^ . The Court reasons in response to this argument that the one-House veto exercised in this case was not judicial in nature, because the decision of the Immigration and Naturalization Service did not present a justiciable issue that could have been reviewed by a court on appeal. See ante at 957, n. 22. The Court notes that, since the administrative agency decided the case in favor of Chadha, there was no aggrieved party who could appeal. Reliance by the Court on this fact misses the point. Even if review of the particular decision to suspend deportation is not committed to the courts, the House of Representatives assumed a function that generally is entrusted to an impartial tribunal. In my view, the Legislative Branch, in effect, acted as an appellate court by overruling the Service's application of established law to Chadha. And unlike a court or an administrative agency, it did not provide Chadha with the right to counsel or a hearing before acting. Although the parallel is not entirely complete, the effect on Chadha's personal rights would not have been different in principle had he been acquitted of a federal crime and thereafter found by one House of Congress to have been guilty.

^ . When Congress grants particular individuals relief or benefits under its spending power, the danger of oppressive action that the separation of powers was designed to avoid is not implicated.
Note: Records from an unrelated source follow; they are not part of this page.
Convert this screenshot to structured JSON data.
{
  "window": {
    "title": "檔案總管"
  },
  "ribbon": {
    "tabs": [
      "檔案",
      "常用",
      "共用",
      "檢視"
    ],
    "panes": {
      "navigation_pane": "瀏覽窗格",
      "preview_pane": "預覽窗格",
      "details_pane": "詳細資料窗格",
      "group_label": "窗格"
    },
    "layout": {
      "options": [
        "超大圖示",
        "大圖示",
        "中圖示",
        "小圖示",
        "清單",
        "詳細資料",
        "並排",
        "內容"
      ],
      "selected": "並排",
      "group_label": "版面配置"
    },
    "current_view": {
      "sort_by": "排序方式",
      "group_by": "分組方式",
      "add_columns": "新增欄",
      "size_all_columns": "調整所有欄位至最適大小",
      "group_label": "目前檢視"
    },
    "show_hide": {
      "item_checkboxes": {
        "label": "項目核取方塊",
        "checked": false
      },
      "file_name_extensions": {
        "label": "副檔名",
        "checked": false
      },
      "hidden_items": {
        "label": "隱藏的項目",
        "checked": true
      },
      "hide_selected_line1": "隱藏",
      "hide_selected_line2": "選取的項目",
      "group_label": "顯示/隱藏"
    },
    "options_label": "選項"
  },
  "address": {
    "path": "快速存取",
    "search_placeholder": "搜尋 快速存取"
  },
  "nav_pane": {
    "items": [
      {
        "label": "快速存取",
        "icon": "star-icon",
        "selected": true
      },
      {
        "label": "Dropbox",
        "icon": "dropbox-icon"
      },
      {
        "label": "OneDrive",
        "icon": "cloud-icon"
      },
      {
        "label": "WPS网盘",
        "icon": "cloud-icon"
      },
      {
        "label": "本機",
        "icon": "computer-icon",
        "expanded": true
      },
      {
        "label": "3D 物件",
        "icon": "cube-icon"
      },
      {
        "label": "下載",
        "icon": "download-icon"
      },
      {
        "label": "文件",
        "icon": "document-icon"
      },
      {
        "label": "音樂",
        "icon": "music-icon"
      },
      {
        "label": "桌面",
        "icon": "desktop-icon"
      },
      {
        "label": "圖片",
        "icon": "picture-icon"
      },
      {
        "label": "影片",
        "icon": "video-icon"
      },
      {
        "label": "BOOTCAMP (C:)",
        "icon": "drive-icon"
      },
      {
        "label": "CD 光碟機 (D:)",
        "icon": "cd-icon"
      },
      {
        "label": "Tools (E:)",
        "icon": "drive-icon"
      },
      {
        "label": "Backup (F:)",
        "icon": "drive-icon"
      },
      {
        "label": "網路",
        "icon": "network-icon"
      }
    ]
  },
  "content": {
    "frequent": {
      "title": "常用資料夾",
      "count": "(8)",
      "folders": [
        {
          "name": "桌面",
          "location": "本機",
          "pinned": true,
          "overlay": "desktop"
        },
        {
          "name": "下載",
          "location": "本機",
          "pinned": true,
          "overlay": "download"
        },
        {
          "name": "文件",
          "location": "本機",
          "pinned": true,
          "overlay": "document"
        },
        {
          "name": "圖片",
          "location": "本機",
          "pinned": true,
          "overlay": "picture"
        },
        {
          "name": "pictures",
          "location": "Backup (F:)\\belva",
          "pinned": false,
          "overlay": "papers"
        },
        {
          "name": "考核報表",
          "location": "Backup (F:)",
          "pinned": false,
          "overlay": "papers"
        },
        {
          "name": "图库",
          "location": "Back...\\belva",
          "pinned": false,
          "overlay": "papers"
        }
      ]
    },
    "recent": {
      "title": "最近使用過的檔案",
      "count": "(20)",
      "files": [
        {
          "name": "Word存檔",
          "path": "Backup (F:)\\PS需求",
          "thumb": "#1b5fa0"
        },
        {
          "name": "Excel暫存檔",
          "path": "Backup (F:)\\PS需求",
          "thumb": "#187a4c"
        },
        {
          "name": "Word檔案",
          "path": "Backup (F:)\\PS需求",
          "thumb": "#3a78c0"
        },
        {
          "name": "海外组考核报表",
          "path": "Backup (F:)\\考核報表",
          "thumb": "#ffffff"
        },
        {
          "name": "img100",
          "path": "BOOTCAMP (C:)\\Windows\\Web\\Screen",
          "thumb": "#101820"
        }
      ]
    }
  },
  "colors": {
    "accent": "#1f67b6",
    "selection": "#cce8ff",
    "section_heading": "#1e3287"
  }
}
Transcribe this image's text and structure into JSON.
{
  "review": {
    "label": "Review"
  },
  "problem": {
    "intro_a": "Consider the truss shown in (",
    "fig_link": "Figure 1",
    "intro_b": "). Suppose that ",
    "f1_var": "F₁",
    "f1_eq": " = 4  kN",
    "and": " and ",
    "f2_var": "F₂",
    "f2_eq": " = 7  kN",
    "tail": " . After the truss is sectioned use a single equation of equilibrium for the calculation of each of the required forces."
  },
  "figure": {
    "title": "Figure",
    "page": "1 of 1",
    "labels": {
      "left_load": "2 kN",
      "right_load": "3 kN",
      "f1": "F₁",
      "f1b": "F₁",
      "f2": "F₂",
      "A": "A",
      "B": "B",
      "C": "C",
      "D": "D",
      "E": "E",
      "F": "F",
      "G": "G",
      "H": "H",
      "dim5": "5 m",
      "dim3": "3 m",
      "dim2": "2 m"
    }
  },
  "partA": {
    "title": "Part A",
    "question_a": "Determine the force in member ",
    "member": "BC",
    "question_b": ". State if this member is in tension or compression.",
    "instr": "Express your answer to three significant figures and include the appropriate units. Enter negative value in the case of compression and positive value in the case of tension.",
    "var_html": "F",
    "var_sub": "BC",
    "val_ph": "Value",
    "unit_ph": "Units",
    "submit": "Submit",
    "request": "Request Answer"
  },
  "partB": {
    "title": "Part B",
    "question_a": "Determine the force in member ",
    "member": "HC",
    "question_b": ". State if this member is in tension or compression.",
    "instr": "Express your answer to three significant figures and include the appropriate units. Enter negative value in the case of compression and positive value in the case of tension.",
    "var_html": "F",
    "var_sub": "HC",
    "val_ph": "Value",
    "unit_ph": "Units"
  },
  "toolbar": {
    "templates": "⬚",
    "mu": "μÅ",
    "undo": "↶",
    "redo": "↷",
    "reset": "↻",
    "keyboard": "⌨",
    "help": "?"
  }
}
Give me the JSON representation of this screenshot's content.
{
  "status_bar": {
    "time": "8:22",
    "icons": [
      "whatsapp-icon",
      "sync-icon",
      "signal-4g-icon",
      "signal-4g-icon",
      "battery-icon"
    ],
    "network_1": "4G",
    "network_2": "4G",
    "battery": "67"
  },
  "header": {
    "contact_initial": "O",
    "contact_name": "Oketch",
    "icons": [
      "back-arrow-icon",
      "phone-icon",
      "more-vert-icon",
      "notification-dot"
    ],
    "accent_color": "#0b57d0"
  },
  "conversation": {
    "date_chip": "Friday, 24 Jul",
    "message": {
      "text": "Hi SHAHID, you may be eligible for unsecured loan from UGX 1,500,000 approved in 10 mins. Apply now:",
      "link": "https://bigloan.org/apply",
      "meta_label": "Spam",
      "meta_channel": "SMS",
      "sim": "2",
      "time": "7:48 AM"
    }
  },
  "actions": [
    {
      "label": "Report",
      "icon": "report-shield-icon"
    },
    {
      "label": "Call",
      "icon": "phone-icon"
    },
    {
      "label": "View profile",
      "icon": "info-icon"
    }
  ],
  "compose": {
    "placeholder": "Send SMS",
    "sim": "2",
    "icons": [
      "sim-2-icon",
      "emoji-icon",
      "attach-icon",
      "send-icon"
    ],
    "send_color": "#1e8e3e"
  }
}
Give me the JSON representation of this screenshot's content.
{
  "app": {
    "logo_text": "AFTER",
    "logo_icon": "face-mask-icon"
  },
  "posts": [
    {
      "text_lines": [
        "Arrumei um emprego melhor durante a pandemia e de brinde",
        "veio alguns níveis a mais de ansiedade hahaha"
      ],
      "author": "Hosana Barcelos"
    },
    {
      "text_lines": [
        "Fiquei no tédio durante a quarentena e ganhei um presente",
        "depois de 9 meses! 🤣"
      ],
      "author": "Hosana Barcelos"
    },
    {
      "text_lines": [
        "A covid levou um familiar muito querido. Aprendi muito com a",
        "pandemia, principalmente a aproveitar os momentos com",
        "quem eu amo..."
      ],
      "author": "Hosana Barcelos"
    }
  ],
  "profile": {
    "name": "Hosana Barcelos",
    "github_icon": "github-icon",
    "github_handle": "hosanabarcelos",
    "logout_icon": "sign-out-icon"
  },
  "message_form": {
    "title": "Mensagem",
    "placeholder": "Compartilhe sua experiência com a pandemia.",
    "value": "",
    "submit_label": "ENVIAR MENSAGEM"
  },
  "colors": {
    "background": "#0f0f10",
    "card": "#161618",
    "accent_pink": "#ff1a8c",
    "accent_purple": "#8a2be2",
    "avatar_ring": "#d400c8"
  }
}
Similarly, Congress may authorize the admission of individual aliens by special Acts, but it does not follow that Congress unilaterally may make a judgment that a particular alien has no legal right to remain in this country. See Memorandum Concerning H.R. 9766 Entitled "An Act to Direct the Deportation of Harry Renton Bridges," reprinted in S.Rep. No. 2031, 76th Cong., 3d Sess., pt. 1, p. 8 (1940). As Attorney General Robert Jackson remarked, such a practice "would be an historical departure from an unbroken American practice and tradition." Id. at 9.

^ . We have recognized that independent regulatory agencies and departments of the Executive Branch often exercise authority that is "judicial in nature." Buckley v. Valeo, 424 U.S. 1, 140-141 (1976). This function, however, forms part of the agencies' execution of public law, and is subject to the procedural safeguards, including judicial review, provided by the Administrative Procedure Act, see 5 U.S.C. § 551 et seq. See also n. 5, supra.